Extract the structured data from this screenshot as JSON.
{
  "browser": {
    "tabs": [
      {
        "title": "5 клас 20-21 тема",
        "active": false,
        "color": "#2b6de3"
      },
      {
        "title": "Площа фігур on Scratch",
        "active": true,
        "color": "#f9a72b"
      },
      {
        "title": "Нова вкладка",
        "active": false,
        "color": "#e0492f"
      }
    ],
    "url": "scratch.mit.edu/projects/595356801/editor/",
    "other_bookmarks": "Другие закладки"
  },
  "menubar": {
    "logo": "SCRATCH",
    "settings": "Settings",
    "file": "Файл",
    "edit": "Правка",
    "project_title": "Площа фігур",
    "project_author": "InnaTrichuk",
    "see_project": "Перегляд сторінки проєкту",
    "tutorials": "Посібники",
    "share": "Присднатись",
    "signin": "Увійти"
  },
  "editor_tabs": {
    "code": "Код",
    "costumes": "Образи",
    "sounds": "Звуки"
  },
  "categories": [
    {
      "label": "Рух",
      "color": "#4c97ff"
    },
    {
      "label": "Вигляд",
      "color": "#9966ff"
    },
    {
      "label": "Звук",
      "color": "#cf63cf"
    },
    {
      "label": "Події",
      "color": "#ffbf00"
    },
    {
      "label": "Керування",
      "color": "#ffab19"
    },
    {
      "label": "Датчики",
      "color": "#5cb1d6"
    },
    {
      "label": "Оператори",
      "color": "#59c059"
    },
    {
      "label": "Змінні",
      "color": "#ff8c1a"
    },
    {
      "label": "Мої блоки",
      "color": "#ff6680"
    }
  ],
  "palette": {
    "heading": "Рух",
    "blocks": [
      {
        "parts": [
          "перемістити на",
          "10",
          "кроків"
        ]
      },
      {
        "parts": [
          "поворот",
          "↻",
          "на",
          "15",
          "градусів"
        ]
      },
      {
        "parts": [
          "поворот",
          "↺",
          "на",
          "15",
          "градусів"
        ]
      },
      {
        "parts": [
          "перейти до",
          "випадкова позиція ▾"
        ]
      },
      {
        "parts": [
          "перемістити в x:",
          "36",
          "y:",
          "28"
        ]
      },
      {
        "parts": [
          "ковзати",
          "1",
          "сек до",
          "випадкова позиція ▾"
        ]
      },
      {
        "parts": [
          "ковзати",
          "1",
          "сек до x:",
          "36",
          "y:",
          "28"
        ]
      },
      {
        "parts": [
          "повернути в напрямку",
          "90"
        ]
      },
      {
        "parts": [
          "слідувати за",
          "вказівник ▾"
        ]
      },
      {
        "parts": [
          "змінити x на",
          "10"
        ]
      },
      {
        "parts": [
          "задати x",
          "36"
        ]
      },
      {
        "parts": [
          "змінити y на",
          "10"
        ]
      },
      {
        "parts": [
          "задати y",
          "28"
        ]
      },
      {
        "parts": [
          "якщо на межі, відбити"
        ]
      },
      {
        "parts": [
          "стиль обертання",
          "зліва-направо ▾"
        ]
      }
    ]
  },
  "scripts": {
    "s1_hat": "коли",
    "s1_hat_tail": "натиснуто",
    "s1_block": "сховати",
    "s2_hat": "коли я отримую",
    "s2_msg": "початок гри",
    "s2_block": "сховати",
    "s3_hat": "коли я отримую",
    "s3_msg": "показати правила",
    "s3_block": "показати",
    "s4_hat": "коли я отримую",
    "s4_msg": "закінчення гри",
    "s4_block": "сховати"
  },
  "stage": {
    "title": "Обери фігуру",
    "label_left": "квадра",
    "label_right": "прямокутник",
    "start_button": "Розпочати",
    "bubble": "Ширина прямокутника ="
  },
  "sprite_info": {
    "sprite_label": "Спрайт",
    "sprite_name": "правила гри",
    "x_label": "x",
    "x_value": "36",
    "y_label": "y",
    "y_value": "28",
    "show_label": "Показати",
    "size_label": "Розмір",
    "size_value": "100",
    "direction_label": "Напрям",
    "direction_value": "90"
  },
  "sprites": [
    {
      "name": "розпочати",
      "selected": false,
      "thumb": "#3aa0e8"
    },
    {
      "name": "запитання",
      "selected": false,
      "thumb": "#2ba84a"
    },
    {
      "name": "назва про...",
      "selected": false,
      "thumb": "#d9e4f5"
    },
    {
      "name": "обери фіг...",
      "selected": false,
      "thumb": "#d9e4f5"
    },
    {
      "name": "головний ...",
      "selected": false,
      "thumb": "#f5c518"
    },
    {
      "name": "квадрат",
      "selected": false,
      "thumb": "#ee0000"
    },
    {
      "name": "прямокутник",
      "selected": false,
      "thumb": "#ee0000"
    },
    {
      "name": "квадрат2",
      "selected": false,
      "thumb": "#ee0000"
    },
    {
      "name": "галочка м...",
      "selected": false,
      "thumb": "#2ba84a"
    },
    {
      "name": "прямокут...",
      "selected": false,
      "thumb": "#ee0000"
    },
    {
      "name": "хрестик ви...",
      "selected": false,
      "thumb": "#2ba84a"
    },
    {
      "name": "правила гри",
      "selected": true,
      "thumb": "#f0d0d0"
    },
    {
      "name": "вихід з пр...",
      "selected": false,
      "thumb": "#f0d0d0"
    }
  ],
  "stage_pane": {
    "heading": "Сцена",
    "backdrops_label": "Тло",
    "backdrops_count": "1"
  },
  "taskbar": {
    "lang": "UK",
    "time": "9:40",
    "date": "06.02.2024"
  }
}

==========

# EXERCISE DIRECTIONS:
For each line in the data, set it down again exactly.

# EXPECTED OUTPUT:
Extract the structured data from this screenshot as JSON.
{
  "browser": {
    "tabs": [
      {
        "title": "5 клас 20-21 тема",
        "active": false,
        "color": "#2b6de3"
      },
      {
        "title": "Площа фігур on Scratch",
        "active": true,
        "color": "#f9a72b"
      },
      {
        "title": "Нова вкладка",
        "active": false,
        "color": "#e0492f"
      }
    ],
    "url": "scratch.mit.edu/projects/595356801/editor/",
    "other_bookmarks": "Другие закладки"
  },
  "menubar": {
    "logo": "SCRATCH",
    "settings": "Settings",
    "file": "Файл",
    "edit": "Правка",
    "project_title": "Площа фігур",
    "project_author": "InnaTrichuk",
    "see_project": "Перегляд сторінки проєкту",
    "tutorials": "Посібники",
    "share": "Присднатись",
    "signin": "Увійти"
  },
  "editor_tabs": {
    "code": "Код",
    "costumes": "Образи",
    "sounds": "Звуки"
  },
  "categories": [
    {
      "label": "Рух",
      "color": "#4c97ff"
    },
    {
      "label": "Вигляд",
      "color": "#9966ff"
    },
    {
      "label": "Звук",
      "color": "#cf63cf"
    },
    {
      "label": "Події",
      "color": "#ffbf00"
    },
    {
      "label": "Керування",
      "color": "#ffab19"
    },
    {
      "label": "Датчики",
      "color": "#5cb1d6"
    },
    {
      "label": "Оператори",
      "color": "#59c059"
    },
    {
      "label": "Змінні",
      "color": "#ff8c1a"
    },
    {
      "label": "Мої блоки",
      "color": "#ff6680"
    }
  ],
  "palette": {
    "heading": "Рух",
    "blocks": [
      {
        "parts": [
          "перемістити на",
          "10",
          "кроків"
        ]
      },
      {
        "parts": [
          "поворот",
          "↻",
          "на",
          "15",
          "градусів"
        ]
      },
      {
        "parts": [
          "поворот",
          "↺",
          "на",
          "15",
          "градусів"
        ]
      },
      {
        "parts": [
          "перейти до",
          "випадкова позиція ▾"
        ]
      },
      {
        "parts": [
          "перемістити в x:",
          "36",
          "y:",
          "28"
        ]
      },
      {
        "parts": [
          "ковзати",
          "1",
          "сек до",
          "випадкова позиція ▾"
        ]
      },
      {
        "parts": [
          "ковзати",
          "1",
          "сек до x:",
          "36",
          "y:",
          "28"
        ]
      },
      {
        "parts": [
          "повернути в напрямку",
          "90"
        ]
      },
      {
        "parts": [
          "слідувати за",
          "вказівник ▾"
        ]
      },
      {
        "parts": [
          "змінити x на",
          "10"
        ]
      },
      {
        "parts": [
          "задати x",
          "36"
        ]
      },
      {
        "parts": [
          "змінити y на",
          "10"
        ]
      },
      {
        "parts": [
          "задати y",
          "28"
        ]
      },
      {
        "parts": [
          "якщо на межі, відбити"
        ]
      },
      {
        "parts": [
          "стиль обертання",
          "зліва-направо ▾"
        ]
      }
    ]
  },
  "scripts": {
    "s1_hat": "коли",
    "s1_hat_tail": "натиснуто",
    "s1_block": "сховати",
    "s2_hat": "коли я отримую",
    "s2_msg": "початок гри",
    "s2_block": "сховати",
    "s3_hat": "коли я отримую",
    "s3_msg": "показати правила",
    "s3_block": "показати",
    "s4_hat": "коли я отримую",
    "s4_msg": "закінчення гри",
    "s4_block": "сховати"
  },
  "stage": {
    "title": "Обери фігуру",
    "label_left": "квадра",
    "label_right": "прямокутник",
    "start_button": "Розпочати",
    "bubble": "Ширина прямокутника ="
  },
  "sprite_info": {
    "sprite_label": "Спрайт",
    "sprite_name": "правила гри",
    "x_label": "x",
    "x_value": "36",
    "y_label": "y",
    "y_value": "28",
    "show_label": "Показати",
    "size_label": "Розмір",
    "size_value": "100",
    "direction_label": "Напрям",
    "direction_value": "90"
  },
  "sprites": [
    {
      "name": "розпочати",
      "selected": false,
      "thumb": "#3aa0e8"
    },
    {
      "name": "запитання",
      "selected": false,
      "thumb": "#2ba84a"
    },
    {
      "name": "назва про...",
      "selected": false,
      "thumb": "#d9e4f5"
    },
    {
      "name": "обери фіг...",
      "selected": false,
      "thumb": "#d9e4f5"
    },
    {
      "name": "головний ...",
      "selected": false,
      "thumb": "#f5c518"
    },
    {
      "name": "квадрат",
      "selected": false,
      "thumb": "#ee0000"
    },
    {
      "name": "прямокутник",
      "selected": false,
      "thumb": "#ee0000"
    },
    {
      "name": "квадрат2",
      "selected": false,
      "thumb": "#ee0000"
    },
    {
      "name": "галочка м...",
      "selected": false,
      "thumb": "#2ba84a"
    },
    {
      "name": "прямокут...",
      "selected": false,
      "thumb": "#ee0000"
    },
    {
      "name": "хрестик ви...",
      "selected": false,
      "thumb": "#2ba84a"
    },
    {
      "name": "правила гри",
      "selected": true,
      "thumb": "#f0d0d0"
    },
    {
      "name": "вихід з пр...",
      "selected": false,
      "thumb": "#f0d0d0"
    }
  ],
  "stage_pane": {
    "heading": "Сцена",
    "backdrops_label": "Тло",
    "backdrops_count": "1"
  },
  "taskbar": {
    "lang": "UK",
    "time": "9:40",
    "date": "06.02.2024"
  }
}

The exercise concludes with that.